MACCULLUM: You know one of the questions being raised, Steve, and I'm interested in your thoughts on this, is whether or not some intelligence officials may have been keeping an eye on him based on some of these internet postings that are believed to be attributed to him where he talks about suicide bombers, equivocating them with soldiers who throw themselves on grenades to protect their fellow soldiers.
EMERSON: If in fact the intelligence community was not monitoring it, and if intelligence inside the military was not monitoring it, then there was a major dereliction of duty here and I think that heads should roll because those postings; which are as you say, are most likely attributable to Malik Hasan, clearly indicated that he supported suicide bombings, and even made statements himself to colleagues that he supported suicide bombings against U.S. soldiers.
MACCULLUM: I'm just curious what you're take is on this. I only have a minute left but do you think this is an act of terrorism? Is this the kind of thing where someone is working just through the internet, doing their own act of terrorism or is this a crazy who snapped?
EMERSON: I think it is an act of Islamic terrorism. There is no doubt about.
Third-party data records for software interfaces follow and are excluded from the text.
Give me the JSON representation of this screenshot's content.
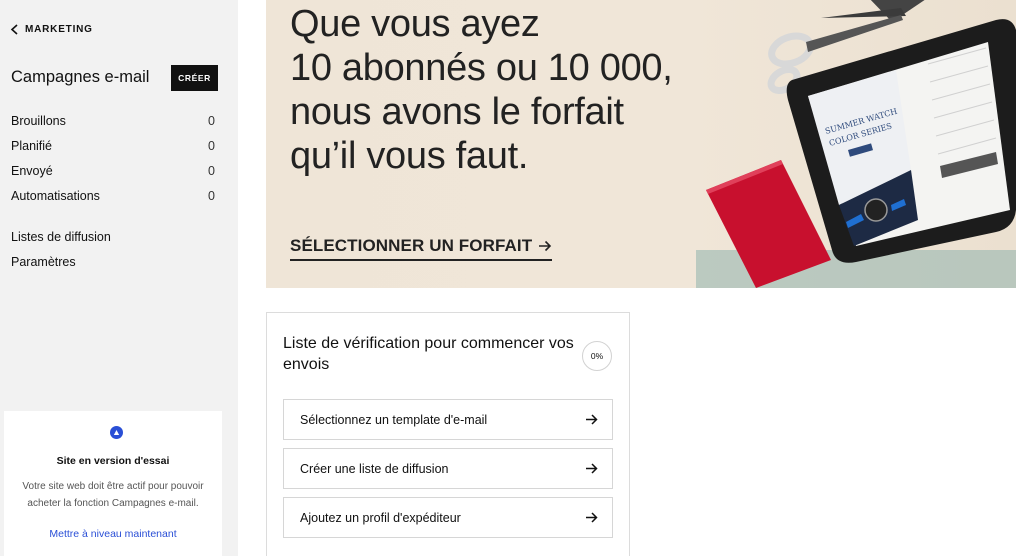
{
  "sidebar": {
    "back_label": "MARKETING",
    "title": "Campagnes e-mail",
    "create_label": "CRÉER",
    "items": [
      {
        "label": "Brouillons",
        "count": "0"
      },
      {
        "label": "Planifié",
        "count": "0"
      },
      {
        "label": "Envoyé",
        "count": "0"
      },
      {
        "label": "Automatisations",
        "count": "0"
      }
    ],
    "links": [
      {
        "label": "Listes de diffusion"
      },
      {
        "label": "Paramètres"
      }
    ],
    "trial": {
      "icon": "warning-triangle-icon",
      "title": "Site en version d'essai",
      "text": "Votre site web doit être actif pour pouvoir acheter la fonction Campagnes e-mail.",
      "link": "Mettre à niveau maintenant"
    }
  },
  "banner": {
    "headline_lines": [
      "Que vous ayez",
      "10 abonnés ou 10 000,",
      "nous avons le forfait",
      "qu’il vous faut."
    ],
    "cta_label": "SÉLECTIONNER UN FORFAIT",
    "tablet_text": {
      "line1": "SUMMER WATCH",
      "line2": "COLOR SERIES"
    }
  },
  "checklist": {
    "title": "Liste de vérification pour commencer vos envois",
    "progress": "0%",
    "items": [
      {
        "label": "Sélectionnez un template d'e-mail"
      },
      {
        "label": "Créer une liste de diffusion"
      },
      {
        "label": "Ajoutez un profil d'expéditeur"
      }
    ]
  },
  "colors": {
    "accent": "#2a4fd6",
    "sidebar_bg": "#f2f2f2",
    "banner_bg": "#efe5d7",
    "button_bg": "#111111"
  }
}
I mean, he was an extremist who believed in the need to carry out attacks on U.S. solders. He believed in suicide bombings. He went to the same mosque where one of the suspects of the 9/11 hijackings was the Imam. I think that althogether when you paint the portrait, you have an Islamic terrorist who carried out these killings. Whether in fact he was alone or not, we don't know at this point.
MACCULLUM: So there are going to be hearings led by Senator Joe Lieberman based on this. Steve Emerson, thank you very much.
EMERSON: You're welcome.